Frankfort once hosted two former components of the Nickel Plate, the Lake Erie & Western and the Clover Leaf.

Lines of both railroads are still in place east of Frankfort, but the former Clover Leaf route to St. Louis has been abandoned west of town.

The tracks in Frankfort are now part of the Frankfort District of Norfolk Southern.

Efforts Started to Stop Deterioration of Grand Western Coaling Tower in Grand Haven, Michigan

August 25, 2015

The city of Grand Haven, Michigan, is working to stabilize a former Grand Trunk Western coal dock.

City engineers have created a plan to preserve the structure, which closed in 1958, and a fund-raising campaign has begin.

Plans are to slow the deterioration of the coaling tower by treating steel reinforcement bars that are exposed to the weather in an effort to slow or stop corrosion.

City Councilman Mike Fritz said that if the treatment process works, it make the structure easier to maintain.

“The whole thing is that we want to preserve it,” he said. “We don’t want to restore it – it will lose its identity.”

A U.S. Department of Interior guide to historical preservation says that deterioration occurs because of corrosion of embedded reinforcement bars.

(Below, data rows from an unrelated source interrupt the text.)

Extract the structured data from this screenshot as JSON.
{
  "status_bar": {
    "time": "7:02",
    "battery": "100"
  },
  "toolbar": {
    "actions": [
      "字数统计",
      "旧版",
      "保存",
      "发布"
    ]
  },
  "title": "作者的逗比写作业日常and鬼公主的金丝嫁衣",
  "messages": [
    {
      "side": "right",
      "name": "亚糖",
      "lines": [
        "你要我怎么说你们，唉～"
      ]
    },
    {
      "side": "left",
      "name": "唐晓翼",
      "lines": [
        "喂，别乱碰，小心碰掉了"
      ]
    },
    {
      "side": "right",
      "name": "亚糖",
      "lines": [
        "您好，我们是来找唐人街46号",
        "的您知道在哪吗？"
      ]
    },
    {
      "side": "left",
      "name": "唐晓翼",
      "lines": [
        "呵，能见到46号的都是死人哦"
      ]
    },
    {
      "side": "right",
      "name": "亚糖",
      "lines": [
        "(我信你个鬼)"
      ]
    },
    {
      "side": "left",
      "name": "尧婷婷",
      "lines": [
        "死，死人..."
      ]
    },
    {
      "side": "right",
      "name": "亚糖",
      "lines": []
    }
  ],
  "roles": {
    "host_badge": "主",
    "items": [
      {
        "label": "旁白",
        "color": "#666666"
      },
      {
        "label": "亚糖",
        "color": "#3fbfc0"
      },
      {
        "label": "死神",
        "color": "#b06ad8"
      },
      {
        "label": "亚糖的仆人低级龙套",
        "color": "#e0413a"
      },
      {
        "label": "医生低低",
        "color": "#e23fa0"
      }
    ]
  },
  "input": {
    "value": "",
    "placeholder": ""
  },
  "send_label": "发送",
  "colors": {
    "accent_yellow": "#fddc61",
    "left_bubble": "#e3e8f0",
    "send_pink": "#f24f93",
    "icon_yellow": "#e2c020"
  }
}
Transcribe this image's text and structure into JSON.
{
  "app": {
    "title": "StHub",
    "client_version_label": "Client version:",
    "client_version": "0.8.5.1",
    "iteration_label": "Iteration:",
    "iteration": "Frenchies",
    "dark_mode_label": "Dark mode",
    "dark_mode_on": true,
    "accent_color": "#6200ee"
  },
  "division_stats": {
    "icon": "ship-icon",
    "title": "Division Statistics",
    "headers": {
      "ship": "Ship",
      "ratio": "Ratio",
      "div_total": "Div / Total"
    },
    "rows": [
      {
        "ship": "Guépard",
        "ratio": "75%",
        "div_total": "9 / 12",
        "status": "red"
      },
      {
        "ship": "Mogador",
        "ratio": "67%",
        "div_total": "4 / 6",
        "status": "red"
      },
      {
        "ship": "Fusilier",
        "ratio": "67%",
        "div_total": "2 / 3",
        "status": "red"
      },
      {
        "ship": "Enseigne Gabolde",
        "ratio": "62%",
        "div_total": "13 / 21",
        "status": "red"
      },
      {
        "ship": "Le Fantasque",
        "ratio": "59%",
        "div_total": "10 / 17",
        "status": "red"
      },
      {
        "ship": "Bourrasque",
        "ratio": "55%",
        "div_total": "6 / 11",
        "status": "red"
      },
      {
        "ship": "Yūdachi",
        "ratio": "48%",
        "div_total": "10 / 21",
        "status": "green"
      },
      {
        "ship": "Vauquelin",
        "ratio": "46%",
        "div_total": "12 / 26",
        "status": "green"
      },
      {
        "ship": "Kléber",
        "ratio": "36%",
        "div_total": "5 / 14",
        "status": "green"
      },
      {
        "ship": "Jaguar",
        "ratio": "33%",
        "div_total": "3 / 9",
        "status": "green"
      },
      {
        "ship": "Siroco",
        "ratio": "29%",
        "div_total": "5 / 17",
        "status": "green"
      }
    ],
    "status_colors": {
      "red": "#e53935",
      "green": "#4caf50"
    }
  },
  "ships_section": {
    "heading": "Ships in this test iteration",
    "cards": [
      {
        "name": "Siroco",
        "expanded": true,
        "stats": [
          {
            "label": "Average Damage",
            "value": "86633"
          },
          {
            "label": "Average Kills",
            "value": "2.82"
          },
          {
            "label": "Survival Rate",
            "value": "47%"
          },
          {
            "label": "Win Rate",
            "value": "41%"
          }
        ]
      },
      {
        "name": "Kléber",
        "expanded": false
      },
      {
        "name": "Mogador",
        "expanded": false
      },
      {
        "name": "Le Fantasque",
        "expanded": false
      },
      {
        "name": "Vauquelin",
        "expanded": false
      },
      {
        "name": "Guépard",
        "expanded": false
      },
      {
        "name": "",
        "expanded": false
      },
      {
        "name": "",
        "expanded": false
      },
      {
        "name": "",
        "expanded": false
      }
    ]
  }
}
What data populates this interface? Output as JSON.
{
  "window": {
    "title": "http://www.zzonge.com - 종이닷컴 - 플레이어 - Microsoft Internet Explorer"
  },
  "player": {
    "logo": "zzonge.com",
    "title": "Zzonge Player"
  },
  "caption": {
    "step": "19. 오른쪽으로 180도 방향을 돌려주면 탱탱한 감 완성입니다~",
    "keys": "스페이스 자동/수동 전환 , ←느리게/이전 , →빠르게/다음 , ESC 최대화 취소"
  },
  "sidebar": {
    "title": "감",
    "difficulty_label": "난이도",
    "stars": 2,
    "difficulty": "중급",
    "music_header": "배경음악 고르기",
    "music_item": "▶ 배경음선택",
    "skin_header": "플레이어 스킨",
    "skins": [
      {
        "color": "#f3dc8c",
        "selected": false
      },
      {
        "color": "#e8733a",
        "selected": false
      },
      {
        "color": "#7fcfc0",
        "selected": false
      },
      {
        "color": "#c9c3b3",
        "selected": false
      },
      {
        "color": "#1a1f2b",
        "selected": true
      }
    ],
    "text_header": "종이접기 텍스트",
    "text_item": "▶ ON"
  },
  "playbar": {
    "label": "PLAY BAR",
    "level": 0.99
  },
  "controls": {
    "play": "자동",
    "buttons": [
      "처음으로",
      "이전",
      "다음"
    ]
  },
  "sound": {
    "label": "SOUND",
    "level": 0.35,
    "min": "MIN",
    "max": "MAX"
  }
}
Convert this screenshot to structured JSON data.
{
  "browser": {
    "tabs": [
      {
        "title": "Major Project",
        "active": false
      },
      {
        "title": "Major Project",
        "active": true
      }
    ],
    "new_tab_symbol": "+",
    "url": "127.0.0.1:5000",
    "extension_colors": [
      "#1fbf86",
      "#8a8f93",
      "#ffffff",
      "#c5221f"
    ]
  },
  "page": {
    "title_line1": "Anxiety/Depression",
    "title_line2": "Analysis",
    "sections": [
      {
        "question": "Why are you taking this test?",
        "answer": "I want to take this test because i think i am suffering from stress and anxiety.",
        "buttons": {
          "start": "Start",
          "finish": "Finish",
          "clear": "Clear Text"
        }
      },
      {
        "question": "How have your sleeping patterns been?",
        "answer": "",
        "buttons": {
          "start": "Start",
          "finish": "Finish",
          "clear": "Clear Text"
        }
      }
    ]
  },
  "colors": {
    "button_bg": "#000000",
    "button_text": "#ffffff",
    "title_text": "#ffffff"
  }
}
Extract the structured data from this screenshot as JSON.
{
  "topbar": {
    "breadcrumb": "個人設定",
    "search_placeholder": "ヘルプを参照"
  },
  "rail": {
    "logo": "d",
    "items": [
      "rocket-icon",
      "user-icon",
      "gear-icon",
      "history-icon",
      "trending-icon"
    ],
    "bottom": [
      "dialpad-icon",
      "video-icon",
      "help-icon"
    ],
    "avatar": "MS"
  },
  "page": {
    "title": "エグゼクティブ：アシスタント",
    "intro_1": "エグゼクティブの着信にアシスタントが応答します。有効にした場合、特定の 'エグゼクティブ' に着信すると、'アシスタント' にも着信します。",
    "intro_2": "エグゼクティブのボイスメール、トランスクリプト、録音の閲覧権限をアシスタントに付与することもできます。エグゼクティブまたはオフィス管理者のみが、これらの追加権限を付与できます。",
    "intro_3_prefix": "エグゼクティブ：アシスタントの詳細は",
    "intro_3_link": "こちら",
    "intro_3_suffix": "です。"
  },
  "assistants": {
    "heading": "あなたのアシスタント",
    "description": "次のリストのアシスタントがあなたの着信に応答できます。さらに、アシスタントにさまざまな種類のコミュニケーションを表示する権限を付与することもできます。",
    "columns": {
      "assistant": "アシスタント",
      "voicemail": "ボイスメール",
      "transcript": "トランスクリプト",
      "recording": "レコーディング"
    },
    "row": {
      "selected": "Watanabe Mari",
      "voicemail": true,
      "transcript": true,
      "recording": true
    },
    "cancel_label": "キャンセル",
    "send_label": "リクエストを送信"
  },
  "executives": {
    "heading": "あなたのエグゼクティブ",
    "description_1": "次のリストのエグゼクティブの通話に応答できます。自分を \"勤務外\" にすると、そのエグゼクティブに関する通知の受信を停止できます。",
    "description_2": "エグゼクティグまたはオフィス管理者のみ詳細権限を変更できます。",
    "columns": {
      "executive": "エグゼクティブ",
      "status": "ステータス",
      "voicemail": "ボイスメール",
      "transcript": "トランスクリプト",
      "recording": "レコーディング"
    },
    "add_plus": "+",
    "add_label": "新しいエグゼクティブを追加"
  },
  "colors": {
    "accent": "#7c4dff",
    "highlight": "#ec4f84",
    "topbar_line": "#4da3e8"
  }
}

Corrosion and rust cause the steel to expand, which leads to cracking and spalling of the concrete.

Repeated freezing and thawing can also result in concrete cracking, and scaling and micro cracking can extend into the concrete.

Portions of the structure’s interior were cleaned in January 2014. Screens were placed on the coaling tower to prevent animals from nesting and depositing waste inside.

Pere Marquette 2-8-4 No. 1223 is on display next to the structure. Recently, the site has received new picnic tables, benches, a paved walkway and educational signs.

Coaling Dock Opens at Henry Ford Museum

April 24, 2014

The Detroit, Toledo & Milwaukee Railroad has a new coaling dock. The facility on the railroad of the Henry Ford Museum in Dearborn, Mich., is a replica of a Fairbanks Morse & Co. 50-ton coaling station that dates to 1926.

Construction of the coaling tower began last fall. It will be used to refuel the three steam locomotives the museum operates daily.

A coaling tower had been part of the master plan to go along with the roundhouse, which was constructed in 2000.

Work on the new coaling tower was hurried along due to construction of a new Amtrak station on the site that the museum had used to refuel its locomotives with a conveyor.